Tuesday, January 11, 2011

Religion in the classroom?

I had some free time to read today while the 6th graders were away at PE.  I still have my cool symbol book and was reading about crosses.  It reminded me of the book by Timothy Freke "Is Jesus a Pagan God?"

Today's story in my book was about a cross, the symbol of a God.  Apparently, this guy was killed and resurrected.  Sound familiar?  Of course it does!  It's the symbol of the Sumerian sun God, Tammuz- no?  The Roman God Mithras?  what?  not him?  The Greek God Attis!  Oh you silly people- it sure it the symbol of these Gods, all of whom died and were resurrected for the sake of humanity!

This led to me thinking about a story of a baby- A cute little dude born to a virgin mommy.  God told her she was having his baby who would save the world!  That dude's name was Osiris.  His mommy was Ceres.  Yep.
"Maia, mother of Sakia and Yasoda of Chrishna; Celestine, mother of the crucified Zunis; Chimalman, mother of Quexalcote; Semele, mother of the Egyptian Bacchus, and Minerva, mother of the Grecian Bacchus; Prudence, mother of Hercules; Alcmene, mother of Alcides; Shing- Mon, mother of Yu, and Mayence, mother of Hesus, were all as confidently believed to be pure, holy and chaste virgins, while giving birth to these Gods, sons of God, Saviors and sin-atoning Mediators, as was Mary, mother of Jesus, and long before her time." (here)

This whole series of thinking strangely coincided with a student asking me "How can they teach god in the classroom?"  As she handed me her paper about Moses.
Yeah- How?
They (the education establishment) talk about Zeus and Athena by introducing them as mythos or Greek/Roman myths.  The EE  does not speak of them as if they are real and true God?ddesse/s.  Though I know of quite a few people who would.
However, the EE speaks about Moses as if he were a real and true man.  And he spoke to GOD in this story about Moses.  And he parted the red sea miraculously.
I can kind of see about talking about Moses being a real man- if there is documentation about him- maybe even talking about Jesus- if there was documentation about him.  (If you want to claim the Bible as documentation, then I would ask you to write about Hercules as a real man as well- speak of him as a real story rather than a myth- because his documentation would be a religious text as well).
Why does the EE teach the Christian story as fact, and not the others?  I get that Christianity is a cultural thing as well, as American is predominantly Christian - but we also are supposedly culturally sensitive.  The Buddhist kid in my class might not quite get why this God is real in the books and question what this bearded man might have to do with Nirvana.
Just like the EE teaches that trolls aren't real- and as you know, my ancestors would disagree.  Or that magic(K) isn't real- but a heck of a lot of you would disagree.
So, if you believe that there is no religion in the classroom (and have somehow forgotten that we force our kids to pledge to a flag and nation "under God"), then you are quite wrong.  The EE lies.

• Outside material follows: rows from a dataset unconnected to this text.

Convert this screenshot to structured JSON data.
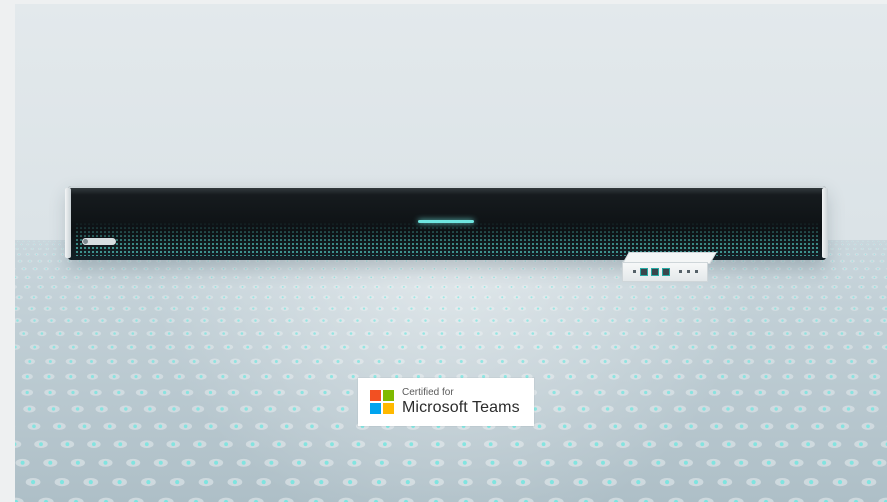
{
  "badge": {
    "line1": "Certified for",
    "line2": "Microsoft Teams",
    "logo_name": "microsoft-logo",
    "logo_colors": [
      "#f25022",
      "#7fba00",
      "#00a4ef",
      "#ffb900"
    ]
  },
  "colors": {
    "background": "#dbe3e7",
    "floor": "#c4d2d8",
    "led_glow": "#6fe6e0",
    "soundbar": "#0d1114"
  }
}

They are lying liars who lie.  I'd like to either understand this, or change it.

4 comments:

LisaF said...

Well, now that you've asked (uh oh here she goes...)
Cornelius Tactitus (55-117AD), regarded as the greatest Roman historian, wrote about Jesus' death and his followers; Mara Bar-Serapion, a Syrian from the first century wrote a letter to his son about Jews who killed their King. The letter is in the British Museum; Josephus, a first-century Roman-Jewish historian, didn't believe Jesus was Christ, but recorded him in his history books anyway. Ludian (120-180 A.D.), a Greek satirist, affirmed that Christ and his followers were real, not fictitious. There is even a Roman document fragment that mentions Pilot and Jesus in the same sentence. These are just the tip of the iceberg on ancient texts documenting the life and death of Jesus outside of the bible. As for the parallel stories, there are explanations of the wheres and whys here (http://bit.ly/e0msZT). I would really like to hear your thoughts on the website. Feel free to email me. Let's talk! :-)

Mara said...

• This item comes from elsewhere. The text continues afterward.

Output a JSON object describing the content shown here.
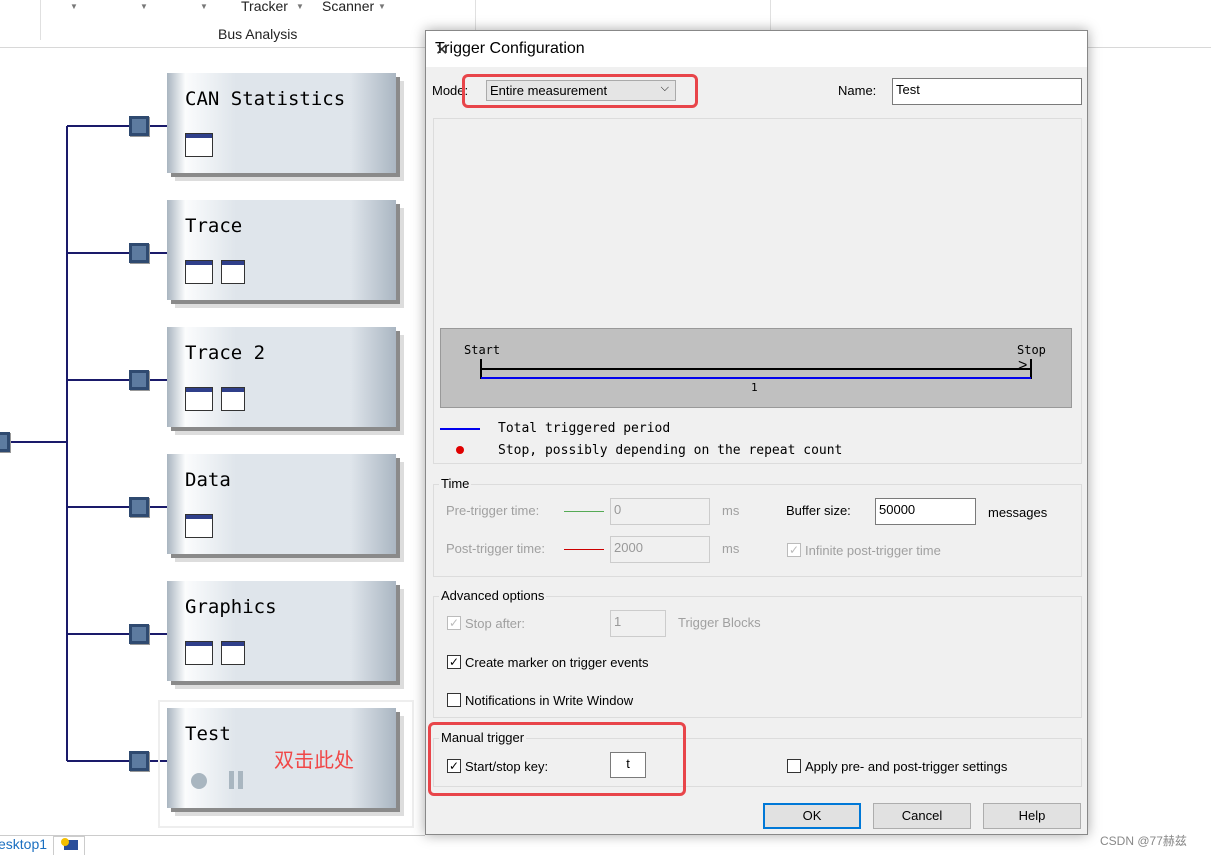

I don't doubt for a second that any of these stories are true. The Australian Aborigines lived for centuries without any problem without 'our' God and Jesus as did the First Nations in the Americas.

I once saw a documentary about the life of Jesus and it stated that he lived in current day Pakistan/India with his wife (Mary Magdalen) and his family. And there was a lot of corroborating evidence as well. Apparently it was based on a book, but I haven't been able to find it.

Judy said...

Went to the website that LisaF mentioned...lots of information...however, I continue to think that 'religions' are whatever a person needs to get through the day...we have nature and the planet and the forces that go with them... and lots of interpretations to fit whatever you need...

Magaly Guerrero said...

I think there is a bunch of magic in the classroom. Didn't many of us read The Scarlet Letter, Medea and a whole bunch of other literature pieces full of magic?

I say call it what you want, but magic is magic is magic is magic!